The Charity Commissioners' Scheme of 1895 provided for a technical institute for the east of the City of London, to be managed by a committee of the Board of Governors of the Sir John Cass's Foundation. Sir John Cass (1661-1718) was an Alderman of the Ward of Portsoken (1710-1718) and the revenue from the charitable trust he endowed enabled the governors of the Foundation to support two technical institutes in Aldgate and Hackney.
Classes began in January 1902 and the Institute's building in Jewry Street, Aldgate (shared with the Cass School till 1908) was formally opened in June of that year. Courses covered aspects of Science, Arts and Crafts, Commerce, together with practical tailoring and cutting for the boys and Domestic economy for the girls, including Cooking, Laundry work and dressmaking.
Day and evening classes were offered on both a full-time and part-time basis, and fees were reduced for ex-pupils of the Cass School. A Nautical School was established in 1927 for seagoing apprentices and navigating officers preparing for Board of Trade examinations.
Between the wars saw a rapid improvement in advanced and postgraduate work and the introduction of courses for external University of London degrees. During WWII, only evening courses were run and this allowed staff to carry out research during the day.
The Institute's School of Art - originally housed within an impressive and ornate building at the southern end of Minories(torn down in the 1970s) but later transferred to Central House on Whitechapel High Street - gained national reputation for its work in Silversmithing, Jewellery and Allied Crafts. The main building on Jewry Street was extended in 1934 and the Institute's name was changed in 1950 to the Sir John Cass College in recognition of the broadening provision of courses, some of which were entirely of University standard.

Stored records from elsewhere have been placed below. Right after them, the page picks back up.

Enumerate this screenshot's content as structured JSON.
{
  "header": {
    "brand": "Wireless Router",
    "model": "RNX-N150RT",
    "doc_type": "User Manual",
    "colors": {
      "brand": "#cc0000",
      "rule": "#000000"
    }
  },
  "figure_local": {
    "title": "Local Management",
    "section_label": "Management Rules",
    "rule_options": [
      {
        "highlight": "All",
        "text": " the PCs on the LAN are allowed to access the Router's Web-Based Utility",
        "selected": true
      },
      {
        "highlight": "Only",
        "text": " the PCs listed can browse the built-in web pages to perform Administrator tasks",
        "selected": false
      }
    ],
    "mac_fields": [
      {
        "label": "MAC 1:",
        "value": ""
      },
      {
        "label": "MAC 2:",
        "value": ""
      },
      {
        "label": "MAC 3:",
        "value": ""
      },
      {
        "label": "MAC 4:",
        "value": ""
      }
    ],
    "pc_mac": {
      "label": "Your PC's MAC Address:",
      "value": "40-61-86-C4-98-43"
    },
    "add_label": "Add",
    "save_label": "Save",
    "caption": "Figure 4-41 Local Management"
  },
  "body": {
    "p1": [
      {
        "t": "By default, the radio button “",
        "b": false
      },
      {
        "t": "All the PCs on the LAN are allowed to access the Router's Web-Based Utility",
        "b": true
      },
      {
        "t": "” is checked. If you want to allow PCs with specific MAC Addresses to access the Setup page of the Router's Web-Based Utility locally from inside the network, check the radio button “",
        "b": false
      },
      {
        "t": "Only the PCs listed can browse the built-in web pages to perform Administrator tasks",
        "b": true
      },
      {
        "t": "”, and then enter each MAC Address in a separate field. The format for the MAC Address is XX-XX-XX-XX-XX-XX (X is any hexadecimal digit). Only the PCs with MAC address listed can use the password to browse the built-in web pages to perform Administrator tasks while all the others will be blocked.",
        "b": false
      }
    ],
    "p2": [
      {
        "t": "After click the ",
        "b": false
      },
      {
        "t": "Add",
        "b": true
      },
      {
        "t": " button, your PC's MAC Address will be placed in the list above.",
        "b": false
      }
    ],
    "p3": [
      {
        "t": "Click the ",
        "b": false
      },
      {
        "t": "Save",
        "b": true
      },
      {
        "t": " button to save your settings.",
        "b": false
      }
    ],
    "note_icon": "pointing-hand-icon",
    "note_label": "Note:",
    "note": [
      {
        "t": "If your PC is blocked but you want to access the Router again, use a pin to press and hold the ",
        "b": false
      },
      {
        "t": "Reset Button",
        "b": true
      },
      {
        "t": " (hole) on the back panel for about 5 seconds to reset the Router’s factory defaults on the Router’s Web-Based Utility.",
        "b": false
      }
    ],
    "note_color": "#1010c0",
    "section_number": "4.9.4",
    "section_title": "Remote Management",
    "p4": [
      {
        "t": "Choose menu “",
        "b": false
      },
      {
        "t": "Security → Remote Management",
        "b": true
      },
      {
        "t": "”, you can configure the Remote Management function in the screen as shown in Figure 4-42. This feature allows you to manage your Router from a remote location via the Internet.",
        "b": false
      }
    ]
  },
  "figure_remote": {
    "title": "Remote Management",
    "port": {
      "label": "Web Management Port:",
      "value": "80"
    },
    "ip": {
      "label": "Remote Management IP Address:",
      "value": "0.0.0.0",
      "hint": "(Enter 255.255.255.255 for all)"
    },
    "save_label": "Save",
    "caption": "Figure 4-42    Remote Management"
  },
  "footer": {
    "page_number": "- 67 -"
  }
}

In 1970, the Sir John Cass College merged with the City of London College to form the City of London Polytechnic.